Not Seeing, The Crime For Cameras, by Josh Vyrtz, 2020.
I read the title for an article the other day ‘not seeing, the crime for cameras’. It was about CCTV, I didn’t read it though, I just assumed it was about cameras, and the pressures they feel.
Through an anthropomorphic metaphor, view the experience of looking at stuff, and that stuff being nice. Then look at the desire to see more stuff and finally, look at the desire to go to new places, to see new things. This is really a film about sharing a view of beauty with another, what ever beauty might be, being inherent to the beholder.
Josh Vyrtz (b.1992) is an artist based in London and Stoke-on-Trent, working across performance, film, writing and image-making. He uses the archetype of the performer to engage with social issues. The bulk of his time is spent collecting research. When creating a new project he approaches the work from two sides – one that is journalistic and, simultaneously, one that is deeply personal and autobiographical.
He has devised two shows that have completed runs at the Edinburgh Fringe festival, exhibited both nationally and internationally, taught developmental workshops at Focal Point Gallery (2018), and been shortlisted for both the Kaitak Centre residency (2018) and the Red Mansion Art Prize (2017).

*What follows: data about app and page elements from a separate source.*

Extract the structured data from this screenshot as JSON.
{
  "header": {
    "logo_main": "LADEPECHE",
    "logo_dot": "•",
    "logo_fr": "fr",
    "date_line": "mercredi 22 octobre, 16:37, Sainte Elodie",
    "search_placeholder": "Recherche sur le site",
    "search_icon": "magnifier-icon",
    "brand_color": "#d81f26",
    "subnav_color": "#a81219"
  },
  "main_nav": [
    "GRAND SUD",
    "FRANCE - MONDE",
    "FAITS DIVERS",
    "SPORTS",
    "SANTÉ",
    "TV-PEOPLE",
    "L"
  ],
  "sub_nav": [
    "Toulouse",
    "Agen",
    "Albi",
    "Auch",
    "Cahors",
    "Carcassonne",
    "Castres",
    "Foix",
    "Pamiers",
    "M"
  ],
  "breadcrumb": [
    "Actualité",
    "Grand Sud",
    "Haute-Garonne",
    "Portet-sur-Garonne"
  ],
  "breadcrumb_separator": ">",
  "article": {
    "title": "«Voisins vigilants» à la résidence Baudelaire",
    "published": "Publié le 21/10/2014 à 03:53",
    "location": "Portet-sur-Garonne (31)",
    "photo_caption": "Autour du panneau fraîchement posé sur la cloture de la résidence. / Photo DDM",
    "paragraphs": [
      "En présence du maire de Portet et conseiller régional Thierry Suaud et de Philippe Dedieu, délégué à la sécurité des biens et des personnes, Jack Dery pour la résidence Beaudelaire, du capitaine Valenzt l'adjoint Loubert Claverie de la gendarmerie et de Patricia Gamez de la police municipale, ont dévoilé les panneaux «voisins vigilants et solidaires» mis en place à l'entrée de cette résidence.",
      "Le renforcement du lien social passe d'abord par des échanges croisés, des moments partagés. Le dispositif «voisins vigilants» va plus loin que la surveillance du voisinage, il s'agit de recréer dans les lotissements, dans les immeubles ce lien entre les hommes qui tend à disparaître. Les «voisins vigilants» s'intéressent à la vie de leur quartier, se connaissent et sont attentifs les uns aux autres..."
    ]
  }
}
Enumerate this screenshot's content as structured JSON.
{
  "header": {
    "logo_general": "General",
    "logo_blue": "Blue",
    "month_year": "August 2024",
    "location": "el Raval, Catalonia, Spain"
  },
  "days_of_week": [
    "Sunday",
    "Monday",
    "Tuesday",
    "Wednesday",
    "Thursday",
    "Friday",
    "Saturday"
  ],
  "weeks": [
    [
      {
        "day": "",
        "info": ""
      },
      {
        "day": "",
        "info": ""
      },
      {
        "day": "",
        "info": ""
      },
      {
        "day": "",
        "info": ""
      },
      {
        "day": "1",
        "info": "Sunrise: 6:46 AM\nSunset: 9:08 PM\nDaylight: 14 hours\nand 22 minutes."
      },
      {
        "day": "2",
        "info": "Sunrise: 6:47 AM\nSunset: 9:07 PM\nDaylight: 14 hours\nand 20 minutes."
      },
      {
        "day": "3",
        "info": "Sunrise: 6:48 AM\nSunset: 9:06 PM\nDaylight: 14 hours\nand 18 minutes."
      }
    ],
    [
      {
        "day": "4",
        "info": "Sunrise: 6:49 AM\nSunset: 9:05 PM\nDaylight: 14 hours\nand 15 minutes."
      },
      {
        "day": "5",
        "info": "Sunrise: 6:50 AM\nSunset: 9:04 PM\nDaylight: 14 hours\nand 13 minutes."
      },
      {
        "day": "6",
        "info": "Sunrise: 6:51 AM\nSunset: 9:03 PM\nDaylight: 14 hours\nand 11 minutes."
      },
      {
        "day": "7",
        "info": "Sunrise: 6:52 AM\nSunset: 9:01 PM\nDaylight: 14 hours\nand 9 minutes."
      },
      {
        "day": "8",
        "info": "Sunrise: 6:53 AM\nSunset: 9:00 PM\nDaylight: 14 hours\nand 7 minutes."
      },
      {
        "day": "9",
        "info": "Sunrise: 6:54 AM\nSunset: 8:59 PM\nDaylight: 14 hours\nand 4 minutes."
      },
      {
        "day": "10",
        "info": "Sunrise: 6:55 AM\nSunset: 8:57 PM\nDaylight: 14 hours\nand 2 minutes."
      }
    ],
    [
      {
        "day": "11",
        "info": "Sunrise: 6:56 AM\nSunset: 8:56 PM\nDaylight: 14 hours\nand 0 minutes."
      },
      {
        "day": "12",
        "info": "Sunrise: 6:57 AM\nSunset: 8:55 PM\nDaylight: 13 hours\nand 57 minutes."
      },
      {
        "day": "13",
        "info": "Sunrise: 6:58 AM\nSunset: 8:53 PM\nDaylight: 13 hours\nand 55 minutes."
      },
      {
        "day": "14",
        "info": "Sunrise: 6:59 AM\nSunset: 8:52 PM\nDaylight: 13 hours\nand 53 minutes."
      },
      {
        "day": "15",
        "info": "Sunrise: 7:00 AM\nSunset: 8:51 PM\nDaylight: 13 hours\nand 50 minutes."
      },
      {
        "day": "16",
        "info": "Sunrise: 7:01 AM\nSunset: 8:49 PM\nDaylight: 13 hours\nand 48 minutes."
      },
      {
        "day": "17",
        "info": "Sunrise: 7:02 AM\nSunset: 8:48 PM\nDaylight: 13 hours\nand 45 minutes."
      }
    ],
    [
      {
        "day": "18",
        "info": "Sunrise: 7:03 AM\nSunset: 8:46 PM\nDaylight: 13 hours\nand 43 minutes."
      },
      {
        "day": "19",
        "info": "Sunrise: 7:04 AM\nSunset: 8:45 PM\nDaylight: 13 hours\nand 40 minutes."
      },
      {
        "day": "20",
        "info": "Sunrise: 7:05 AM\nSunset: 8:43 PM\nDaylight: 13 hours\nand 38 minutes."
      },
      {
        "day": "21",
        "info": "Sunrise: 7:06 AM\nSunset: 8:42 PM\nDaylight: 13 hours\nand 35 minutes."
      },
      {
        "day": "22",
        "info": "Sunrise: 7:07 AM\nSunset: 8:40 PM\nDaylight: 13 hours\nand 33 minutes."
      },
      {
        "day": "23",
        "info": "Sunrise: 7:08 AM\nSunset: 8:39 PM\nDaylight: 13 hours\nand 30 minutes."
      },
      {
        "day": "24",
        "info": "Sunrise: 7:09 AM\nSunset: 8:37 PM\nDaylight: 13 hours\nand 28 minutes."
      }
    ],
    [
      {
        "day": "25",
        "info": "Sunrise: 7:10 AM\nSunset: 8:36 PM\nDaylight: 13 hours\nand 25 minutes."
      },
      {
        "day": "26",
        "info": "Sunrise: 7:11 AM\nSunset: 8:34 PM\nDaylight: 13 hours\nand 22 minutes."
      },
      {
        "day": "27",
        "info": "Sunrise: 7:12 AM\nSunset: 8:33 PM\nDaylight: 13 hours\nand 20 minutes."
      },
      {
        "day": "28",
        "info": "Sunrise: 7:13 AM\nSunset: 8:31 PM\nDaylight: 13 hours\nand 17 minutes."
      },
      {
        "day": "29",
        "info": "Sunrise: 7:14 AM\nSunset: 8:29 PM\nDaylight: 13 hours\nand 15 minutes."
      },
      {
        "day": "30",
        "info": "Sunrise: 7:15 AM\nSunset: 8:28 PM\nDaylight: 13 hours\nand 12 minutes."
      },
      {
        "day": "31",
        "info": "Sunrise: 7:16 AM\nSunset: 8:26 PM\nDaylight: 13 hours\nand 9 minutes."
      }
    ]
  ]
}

Educated at University College London, Master of Arts (M.A.), Fine Art Media -The Slade – 2016-2018, and at Goldsmiths, University of London Bachelor of Arts (B.A.), Fine Art Media, 2012-2015.